Purpose: Various conservative interventions have been used for the treatment of non-specific neck pain. The aim of this systematic review was to investigate the cost-effectiveness of conservative treatments for non-specific neck pain.
Methods: Clinical and economic electronic databases, reference lists and authors' databases were searched up to 13 January 2011. Two reviewers independently selected studies for inclusion, performed the risk of bias assessment and data extraction.
Results: A total of five economic evaluations met the inclusion criteria. All studies were conducted alongside randomised controlled trials and included a cost-utility analysis, and four studies also conducted a cost-effectiveness analysis. Most often, the economic evaluation was conducted from a societal or a health-care perspective. One study found that manual therapy was dominant over physiotherapy and general practitioner care, whilst behavioural graded activity was not cost-effective compared to manual therapy. The combination of advice and exercise with manual therapy was not cost-effective compared to advice and exercise only. One study found that acupuncture was cost-effective compared to a delayed acupuncture intervention, and another study found no differences on cost-effectiveness between a brief physiotherapy intervention compared to usual physiotherapy. Pooling of the data was not possible as heterogeneity existed between the studies on participants, interventions, controls, outcomes, follow-up duration and context related socio-political differences.

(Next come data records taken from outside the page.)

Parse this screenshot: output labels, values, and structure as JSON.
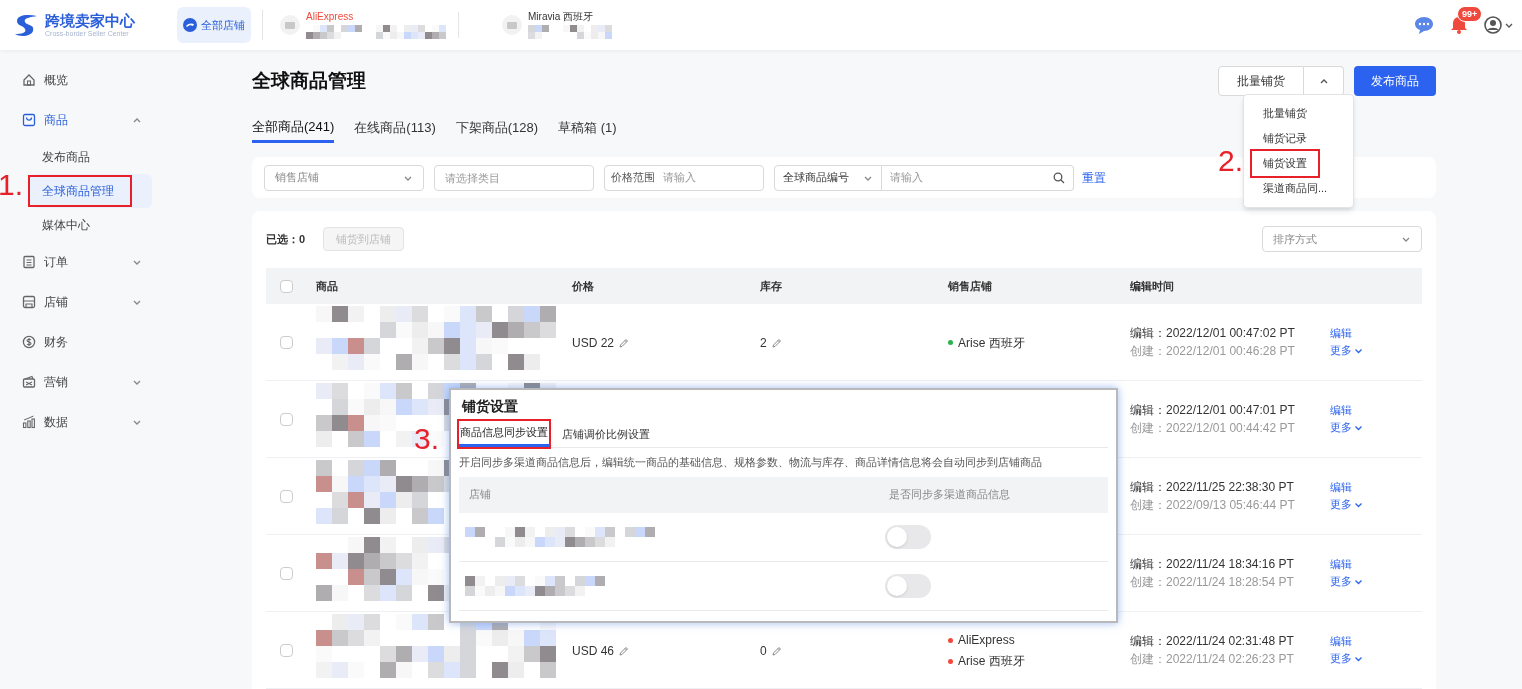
{
  "header": {
    "logo_title": "跨境卖家中心",
    "logo_subtitle": "Cross-border Seller Center",
    "store_tabs": [
      {
        "label": "全部店铺",
        "selected": true
      },
      {
        "label": "AliExpress",
        "selected": false,
        "color": "#f0483c"
      },
      {
        "label": "Miravia 西班牙",
        "selected": false
      }
    ],
    "notification_badge": "99+"
  },
  "sidebar": {
    "items": [
      {
        "label": "概览",
        "selected": false
      },
      {
        "label": "商品",
        "selected": true,
        "expanded": true,
        "children": [
          {
            "label": "发布商品",
            "selected": false,
            "highlighted": false
          },
          {
            "label": "全球商品管理",
            "selected": true,
            "highlighted": true
          },
          {
            "label": "媒体中心",
            "selected": false,
            "highlighted": false
          }
        ]
      },
      {
        "label": "订单",
        "selected": false,
        "expanded": false
      },
      {
        "label": "店铺",
        "selected": false,
        "expanded": false
      },
      {
        "label": "财务",
        "selected": false
      },
      {
        "label": "营销",
        "selected": false,
        "expanded": false
      },
      {
        "label": "数据",
        "selected": false,
        "expanded": false
      }
    ]
  },
  "page_title": "全球商品管理",
  "actions": {
    "bulk_button": "批量铺货",
    "bulk_menu_expanded": true,
    "publish_button": "发布商品",
    "bulk_menu": [
      {
        "label": "批量铺货",
        "highlighted": false
      },
      {
        "label": "铺货记录",
        "highlighted": false
      },
      {
        "label": "铺货设置",
        "highlighted": true
      },
      {
        "label": "渠道商品同...",
        "highlighted": false
      }
    ]
  },
  "tabs": [
    {
      "label": "全部商品(241)",
      "selected": true
    },
    {
      "label": "在线商品(113)",
      "selected": false
    },
    {
      "label": "下架商品(128)",
      "selected": false
    },
    {
      "label": "草稿箱 (1)",
      "selected": false
    }
  ],
  "filters": {
    "store_select": "销售店铺",
    "category_placeholder": "请选择类目",
    "price_label": "价格范围",
    "price_placeholder": "请输入",
    "code_select": "全球商品编号",
    "code_placeholder": "请输入",
    "reset": "重置"
  },
  "toolbar": {
    "selected_count": "已选：0",
    "distribute_button": "铺货到店铺",
    "distribute_disabled": true,
    "sort_select": "排序方式"
  },
  "table": {
    "all_checked": false,
    "columns": [
      "商品",
      "价格",
      "库存",
      "销售店铺",
      "编辑时间"
    ],
    "rows": [
      {
        "checked": false,
        "price": "USD 22",
        "stock": "2",
        "stores": [
          {
            "name": "Arise 西班牙",
            "color": "#2bb24c"
          }
        ],
        "edited": "编辑：2022/12/01 00:47:02 PT",
        "created": "创建：2022/12/01 00:46:28 PT",
        "edit": "编辑",
        "more": "更多"
      },
      {
        "checked": false,
        "edited": "编辑：2022/12/01 00:47:01 PT",
        "created": "创建：2022/12/01 00:44:42 PT",
        "edit": "编辑",
        "more": "更多"
      },
      {
        "checked": false,
        "edited": "编辑：2022/11/25 22:38:30 PT",
        "created": "创建：2022/09/13 05:46:44 PT",
        "edit": "编辑",
        "more": "更多"
      },
      {
        "checked": false,
        "edited": "编辑：2022/11/24 18:34:16 PT",
        "created": "创建：2022/11/24 18:28:54 PT",
        "edit": "编辑",
        "more": "更多"
      },
      {
        "checked": false,
        "price": "USD 46",
        "stock": "0",
        "stores": [
          {
            "name": "AliExpress",
            "color": "#f0483c"
          },
          {
            "name": "Arise 西班牙",
            "color": "#f0483c"
          }
        ],
        "edited": "编辑：2022/11/24 02:31:48 PT",
        "created": "创建：2022/11/24 02:26:23 PT",
        "edit": "编辑",
        "more": "更多"
      }
    ]
  },
  "dialog": {
    "title": "铺货设置",
    "tabs": [
      {
        "label": "商品信息同步设置",
        "selected": true,
        "highlighted": true
      },
      {
        "label": "店铺调价比例设置",
        "selected": false,
        "highlighted": false
      }
    ],
    "description": "开启同步多渠道商品信息后，编辑统一商品的基础信息、规格参数、物流与库存、商品详情信息将会自动同步到店铺商品",
    "columns": [
      "店铺",
      "是否同步多渠道商品信息"
    ],
    "rows": [
      {
        "on": false
      },
      {
        "on": false
      }
    ]
  },
  "annotations": [
    {
      "label": "1."
    },
    {
      "label": "2."
    },
    {
      "label": "3."
    }
  ]
}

Conclusion: At present, the limited number of studies and the heterogeneity between studies warrant no definite conclusions on the cost-effectiveness of conservative treatments for non-specific neck pain.